Even with the problems I encountered in my research, I believe this approach is viable and could – with further improvements – replace the current stemmer algorithm.
This was the first time that open content, open search engine and open Finnish morphology were put together.

The thesis (PDF) is written in Finnish, but I’m happy to tell you more about it. Just ask!

New translation memories near you soon

In the last sprint I developed a translation memory server in PHP almost from scratch. Well, it’s not really a server. It’s run inside MediaWiki during client requests. It closely follows the logic of tmserver from translatetoolkit, which uses Python and SQLite.

The logic of how it works is pretty simple: you store all definitions and translations in a database. Then you can query suggestions for a certain text. We use string length and fulltext search to filter the initial list of candidate messages down. After that we use a text similarity algorithm to rank the suggestions and do the final filtering. The logic is explained in more detail in the Translate extension help.

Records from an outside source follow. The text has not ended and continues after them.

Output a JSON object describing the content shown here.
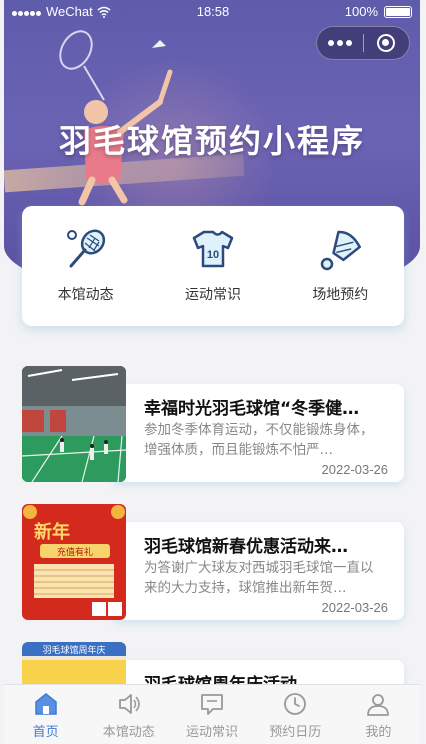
{
  "status_bar": {
    "carrier": "WeChat",
    "time": "18:58",
    "battery": "100%"
  },
  "banner": {
    "title": "羽毛球馆预约小程序"
  },
  "nav": [
    {
      "label": "本馆动态",
      "icon": "racket-icon"
    },
    {
      "label": "运动常识",
      "icon": "jersey-icon"
    },
    {
      "label": "场地预约",
      "icon": "shuttlecock-icon"
    }
  ],
  "news": [
    {
      "title": "幸福时光羽毛球馆“冬季健…",
      "desc": "参加冬季体育运动，不仅能锻炼身体，增强体质，而且能锻炼不怕严…",
      "date": "2022-03-26"
    },
    {
      "title": "羽毛球馆新春优惠活动来…",
      "desc": "为答谢广大球友对西城羽毛球馆一直以来的大力支持，球馆推出新年贺…",
      "date": "2022-03-26",
      "thumb_text": {
        "headline": "新年",
        "sub": "充值有礼"
      }
    },
    {
      "title": "羽毛球馆周年庆活动",
      "desc": "",
      "date": "",
      "thumb_text": {
        "headline": "羽毛球馆周年庆"
      }
    }
  ],
  "tabs": [
    {
      "label": "首页",
      "icon": "home-icon",
      "active": true
    },
    {
      "label": "本馆动态",
      "icon": "speaker-icon",
      "active": false
    },
    {
      "label": "运动常识",
      "icon": "message-icon",
      "active": false
    },
    {
      "label": "预约日历",
      "icon": "clock-icon",
      "active": false
    },
    {
      "label": "我的",
      "icon": "user-icon",
      "active": false
    }
  ],
  "colors": {
    "banner": "#5f5cab",
    "accent": "#3d7bd8",
    "card_shadow": "#8cc8dc"
  }
}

PHP provides a text matching function, but we (Santhosh) had to implement pure PHP fallback for strings longer than 255 bytes or strings containing anything else than ASCII. The pure PHP version is much slower, although that is offset a little because it’s more efficient when there are fewer characters in a string than bytes. But more importantly, it works correctly even when not handling English text. The faster implementation is used when possible. Before we did some optimizations to the matching process, it was the slowest part. After those optimizations the time is now bound by database access. The functions implement the Levenshtein edit distance algorithm.

End users won’t see much difference. Wanting a translation memory on Wikimedia wikis was the original reason for reimplementing translation memory in PHP, and in the coming sprints we are going to enable it on wikis where Translate is enabled (meta-wiki,, incubator and wikimania2012 currently). It is just over 300 lines of code [1] including comments and in addition there are database table definitions [2].

Now, having explained what was done and why, I can reveal the cool stuff, if you are still reading. There will also be a MediaWiki API module that allows querying the translation memory. There is a simple switch in the configuration to choose whether the memory is public or private. In the future this will allow querying translation memories from other sites, too.

-- .